ABOUT THIS EXERCISE: Repeat every record exactly as written, but leave out the pictures.

DATA SUPPLIED:
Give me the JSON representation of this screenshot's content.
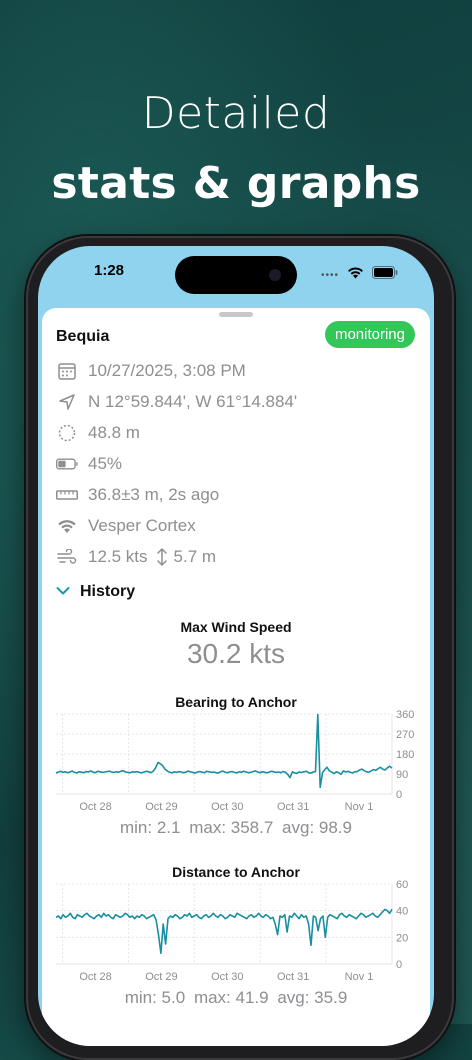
{
  "headline": {
    "line1": "Detailed",
    "line2": "stats & graphs"
  },
  "status_bar": {
    "time": "1:28"
  },
  "vessel": {
    "name": "Bequia",
    "status": "monitoring",
    "details": {
      "datetime": "10/27/2025, 3:08 PM",
      "position": "N 12°59.844', W 61°14.884'",
      "radius": "48.8 m",
      "battery": "45%",
      "distance": "36.8±3 m, 2s ago",
      "network": "Vesper Cortex",
      "wind": "12.5 kts",
      "depth": "5.7 m"
    }
  },
  "history": {
    "label": "History",
    "max_wind_label": "Max Wind Speed",
    "max_wind_value": "30.2 kts"
  },
  "chart_data": [
    {
      "type": "line",
      "title": "Bearing to Anchor",
      "categories": [
        "Oct 28",
        "Oct 29",
        "Oct 30",
        "Oct 31",
        "Nov 1"
      ],
      "ylim": [
        0,
        360
      ],
      "yticks": [
        0,
        90,
        180,
        270,
        360
      ],
      "series": [
        {
          "color": "#1a8fa0",
          "values": [
            95,
            98,
            102,
            97,
            100,
            96,
            99,
            103,
            97,
            95,
            100,
            98,
            96,
            101,
            99,
            104,
            98,
            96,
            102,
            100,
            97,
            99,
            101,
            103,
            99,
            97,
            100,
            98,
            102,
            105,
            99,
            97,
            96,
            100,
            98,
            101,
            97,
            95,
            99,
            102,
            100,
            96,
            103,
            118,
            142,
            136,
            128,
            112,
            104,
            98,
            95,
            100,
            97,
            101,
            99,
            96,
            98,
            103,
            100,
            97,
            94,
            99,
            101,
            98,
            96,
            102,
            100,
            97,
            99,
            96,
            94,
            100,
            103,
            98,
            96,
            99,
            101,
            97,
            95,
            100,
            98,
            102,
            99,
            96,
            97,
            101,
            104,
            99,
            96,
            100,
            98,
            95,
            99,
            102,
            100,
            97,
            99,
            96,
            101,
            98,
            88,
            74,
            100,
            95,
            93,
            99,
            97,
            100,
            102,
            96,
            94,
            99,
            101,
            358,
            30,
            96,
            110,
            120,
            104,
            98,
            92,
            100,
            96,
            88,
            104,
            99,
            102,
            97,
            95,
            100,
            101,
            108,
            112,
            105,
            100,
            98,
            104,
            110,
            106,
            114,
            120,
            112,
            108,
            118,
            125,
            116
          ]
        }
      ],
      "summary": {
        "min": "min: 2.1",
        "max": "max: 358.7",
        "avg": "avg: 98.9"
      }
    },
    {
      "type": "line",
      "title": "Distance to Anchor",
      "categories": [
        "Oct 28",
        "Oct 29",
        "Oct 30",
        "Oct 31",
        "Nov 1"
      ],
      "ylim": [
        0,
        60
      ],
      "yticks": [
        0,
        20,
        40,
        60
      ],
      "series": [
        {
          "color": "#1a8fa0",
          "values": [
            35,
            36,
            34,
            37,
            35,
            36,
            38,
            35,
            34,
            37,
            36,
            35,
            37,
            38,
            36,
            35,
            34,
            36,
            37,
            35,
            38,
            36,
            37,
            35,
            34,
            37,
            36,
            35,
            36,
            38,
            37,
            35,
            36,
            34,
            36,
            35,
            37,
            36,
            34,
            35,
            36,
            37,
            33,
            22,
            8,
            30,
            15,
            34,
            36,
            35,
            37,
            36,
            34,
            35,
            37,
            36,
            38,
            35,
            36,
            37,
            35,
            34,
            36,
            37,
            35,
            36,
            38,
            36,
            35,
            37,
            36,
            34,
            35,
            37,
            36,
            35,
            38,
            37,
            36,
            35,
            34,
            36,
            37,
            35,
            36,
            38,
            36,
            35,
            37,
            36,
            34,
            35,
            30,
            22,
            36,
            35,
            37,
            24,
            36,
            35,
            38,
            36,
            34,
            37,
            35,
            36,
            30,
            14,
            36,
            35,
            25,
            34,
            36,
            20,
            35,
            37,
            36,
            35,
            34,
            37,
            38,
            36,
            35,
            37,
            36,
            35,
            34,
            36,
            38,
            37,
            35,
            36,
            37,
            38,
            36,
            35,
            37,
            39,
            41,
            40,
            38,
            41
          ]
        }
      ],
      "summary": {
        "min": "min: 5.0",
        "max": "max: 41.9",
        "avg": "avg: 35.9"
      }
    }
  ]
}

ANSWER SPACE:
Give me the JSON representation of this screenshot's content.
{
  "headline": {
    "line1": "Detailed",
    "line2": "stats & graphs"
  },
  "status_bar": {
    "time": "1:28"
  },
  "vessel": {
    "name": "Bequia",
    "status": "monitoring",
    "details": {
      "datetime": "10/27/2025, 3:08 PM",
      "position": "N 12°59.844', W 61°14.884'",
      "radius": "48.8 m",
      "battery": "45%",
      "distance": "36.8±3 m, 2s ago",
      "network": "Vesper Cortex",
      "wind": "12.5 kts",
      "depth": "5.7 m"
    }
  },
  "history": {
    "label": "History",
    "max_wind_label": "Max Wind Speed",
    "max_wind_value": "30.2 kts"
  },
  "chart_data": [
    {
      "type": "line",
      "title": "Bearing to Anchor",
      "categories": [
        "Oct 28",
        "Oct 29",
        "Oct 30",
        "Oct 31",
        "Nov 1"
      ],
      "ylim": [
        0,
        360
      ],
      "yticks": [
        0,
        90,
        180,
        270,
        360
      ],
      "series": [
        {
          "color": "#1a8fa0",
          "values": [
            95,
            98,
            102,
            97,
            100,
            96,
            99,
            103,
            97,
            95,
            100,
            98,
            96,
            101,
            99,
            104,
            98,
            96,
            102,
            100,
            97,
            99,
            101,
            103,
            99,
            97,
            100,
            98,
            102,
            105,
            99,
            97,
            96,
            100,
            98,
            101,
            97,
            95,
            99,
            102,
            100,
            96,
            103,
            118,
            142,
            136,
            128,
            112,
            104,
            98,
            95,
            100,
            97,
            101,
            99,
            96,
            98,
            103,
            100,
            97,
            94,
            99,
            101,
            98,
            96,
            102,
            100,
            97,
            99,
            96,
            94,
            100,
            103,
            98,
            96,
            99,
            101,
            97,
            95,
            100,
            98,
            102,
            99,
            96,
            97,
            101,
            104,
            99,
            96,
            100,
            98,
            95,
            99,
            102,
            100,
            97,
            99,
            96,
            101,
            98,
            88,
            74,
            100,
            95,
            93,
            99,
            97,
            100,
            102,
            96,
            94,
            99,
            101,
            358,
            30,
            96,
            110,
            120,
            104,
            98,
            92,
            100,
            96,
            88,
            104,
            99,
            102,
            97,
            95,
            100,
            101,
            108,
            112,
            105,
            100,
            98,
            104,
            110,
            106,
            114,
            120,
            112,
            108,
            118,
            125,
            116
          ]
        }
      ],
      "summary": {
        "min": "min: 2.1",
        "max": "max: 358.7",
        "avg": "avg: 98.9"
      }
    },
    {
      "type": "line",
      "title": "Distance to Anchor",
      "categories": [
        "Oct 28",
        "Oct 29",
        "Oct 30",
        "Oct 31",
        "Nov 1"
      ],
      "ylim": [
        0,
        60
      ],
      "yticks": [
        0,
        20,
        40,
        60
      ],
      "series": [
        {
          "color": "#1a8fa0",
          "values": [
            35,
            36,
            34,
            37,
            35,
            36,
            38,
            35,
            34,
            37,
            36,
            35,
            37,
            38,
            36,
            35,
            34,
            36,
            37,
            35,
            38,
            36,
            37,
            35,
            34,
            37,
            36,
            35,
            36,
            38,
            37,
            35,
            36,
            34,
            36,
            35,
            37,
            36,
            34,
            35,
            36,
            37,
            33,
            22,
            8,
            30,
            15,
            34,
            36,
            35,
            37,
            36,
            34,
            35,
            37,
            36,
            38,
            35,
            36,
            37,
            35,
            34,
            36,
            37,
            35,
            36,
            38,
            36,
            35,
            37,
            36,
            34,
            35,
            37,
            36,
            35,
            38,
            37,
            36,
            35,
            34,
            36,
            37,
            35,
            36,
            38,
            36,
            35,
            37,
            36,
            34,
            35,
            30,
            22,
            36,
            35,
            37,
            24,
            36,
            35,
            38,
            36,
            34,
            37,
            35,
            36,
            30,
            14,
            36,
            35,
            25,
            34,
            36,
            20,
            35,
            37,
            36,
            35,
            34,
            37,
            38,
            36,
            35,
            37,
            36,
            35,
            34,
            36,
            38,
            37,
            35,
            36,
            37,
            38,
            36,
            35,
            37,
            39,
            41,
            40,
            38,
            41
          ]
        }
      ],
      "summary": {
        "min": "min: 5.0",
        "max": "max: 41.9",
        "avg": "avg: 35.9"
      }
    }
  ]
}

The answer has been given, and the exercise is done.